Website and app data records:
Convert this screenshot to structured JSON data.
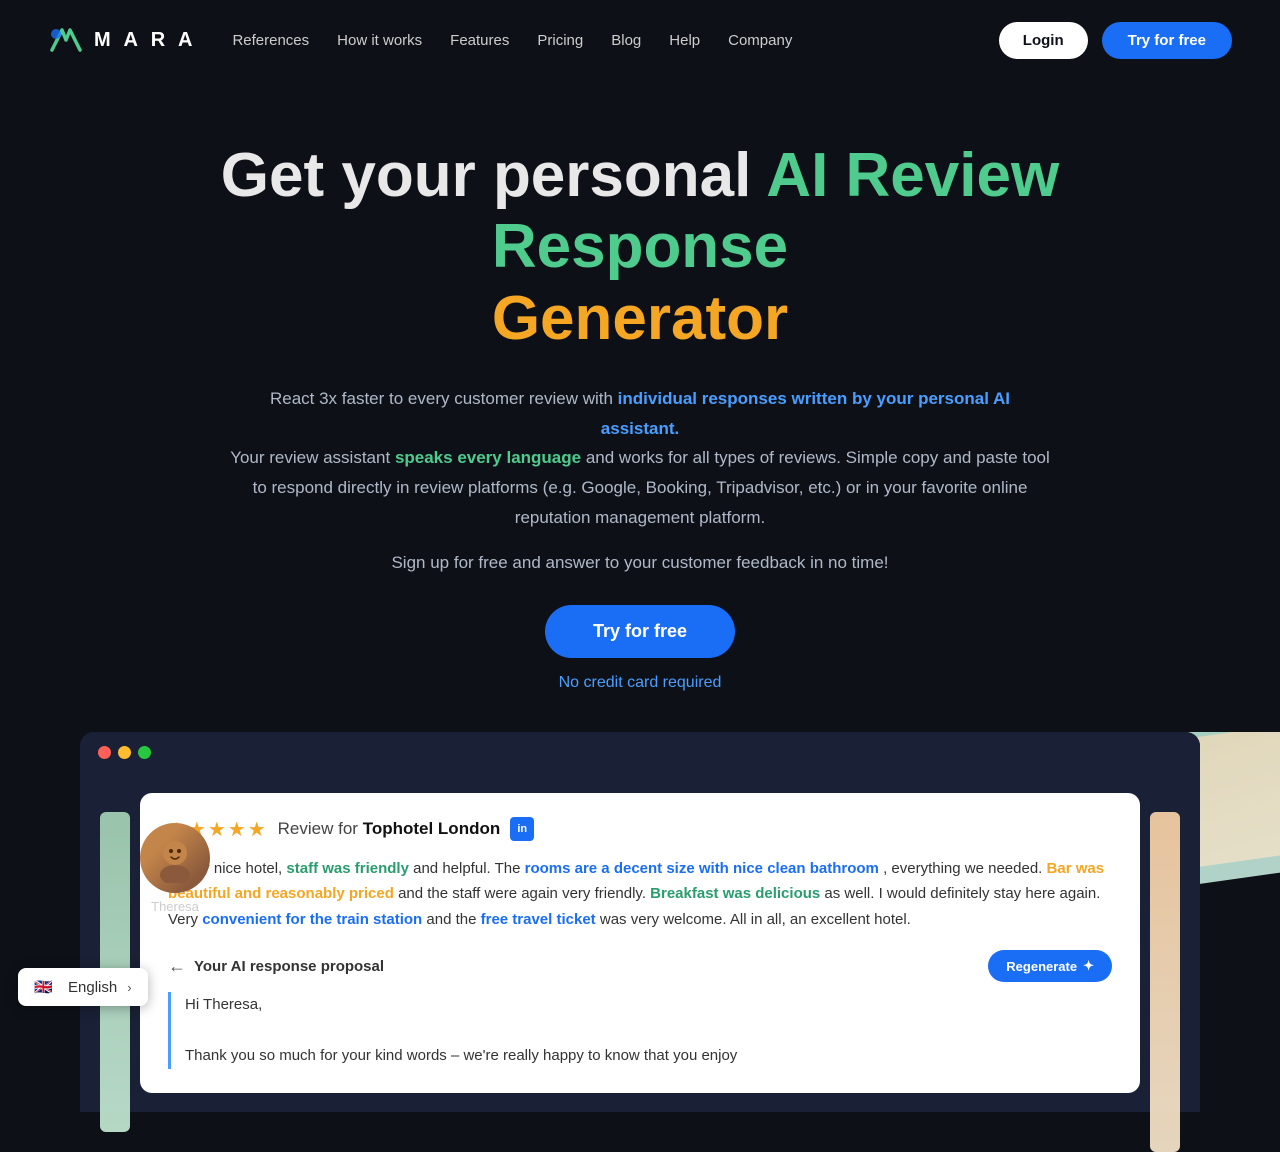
{
  "nav": {
    "logo_text": "M A R A",
    "links": [
      {
        "label": "References",
        "id": "references"
      },
      {
        "label": "How it works",
        "id": "how-it-works"
      },
      {
        "label": "Features",
        "id": "features"
      },
      {
        "label": "Pricing",
        "id": "pricing"
      },
      {
        "label": "Blog",
        "id": "blog"
      },
      {
        "label": "Help",
        "id": "help"
      },
      {
        "label": "Company",
        "id": "company"
      }
    ],
    "login_label": "Login",
    "try_label": "Try for free"
  },
  "hero": {
    "title_plain": "Get your personal",
    "title_highlight": "AI Review Response",
    "title_highlight2": "Generator",
    "sub1_plain1": "React 3x faster to every customer review with",
    "sub1_link": "individual responses written by your personal AI assistant.",
    "sub2_plain1": "Your review assistant",
    "sub2_link": "speaks every language",
    "sub2_plain2": "and works for all types of reviews. Simple copy and paste tool to respond directly in review platforms (e.g. Google, Booking, Tripadvisor, etc.) or in your favorite online reputation management platform.",
    "signup_text": "Sign up for free and answer to your customer feedback in no time!",
    "try_label": "Try for free",
    "no_credit": "No credit card required"
  },
  "demo": {
    "window_dots": [
      "red",
      "yellow",
      "green"
    ],
    "avatar_name": "Theresa",
    "review_stars": "★★★★★",
    "review_for_text": "Review for",
    "hotel_name": "Tophotel London",
    "hotel_badge": "in",
    "review_text_1": "Really nice hotel,",
    "review_hl1": "staff was friendly",
    "review_text_2": "and helpful. The",
    "review_hl2": "rooms are a decent size with nice clean bathroom",
    "review_text_3": ", everything we needed.",
    "review_hl3": "Bar was beautiful and reasonably priced",
    "review_text_4": "and the staff were again very friendly.",
    "review_hl4": "Breakfast was delicious",
    "review_text_5": "as well. I would definitely stay here again. Very",
    "review_hl5": "convenient for the train station",
    "review_text_6": "and the",
    "review_hl6": "free travel ticket",
    "review_text_7": "was very welcome. All in all, an excellent hotel.",
    "ai_label": "Your AI response proposal",
    "regenerate_label": "Regenerate",
    "ai_response_line1": "Hi Theresa,",
    "ai_response_line2": "Thank you so much for your kind words – we're really happy to know that you enjoy"
  },
  "footer": {
    "lang_label": "English",
    "flag_emoji": "🇬🇧"
  }
}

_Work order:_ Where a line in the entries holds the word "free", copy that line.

_Response:_
    "try_label": "Try for free"
    "signup_text": "Sign up for free and answer to your customer feedback in no time!",
    "try_label": "Try for free",
    "review_hl6": "free travel ticket",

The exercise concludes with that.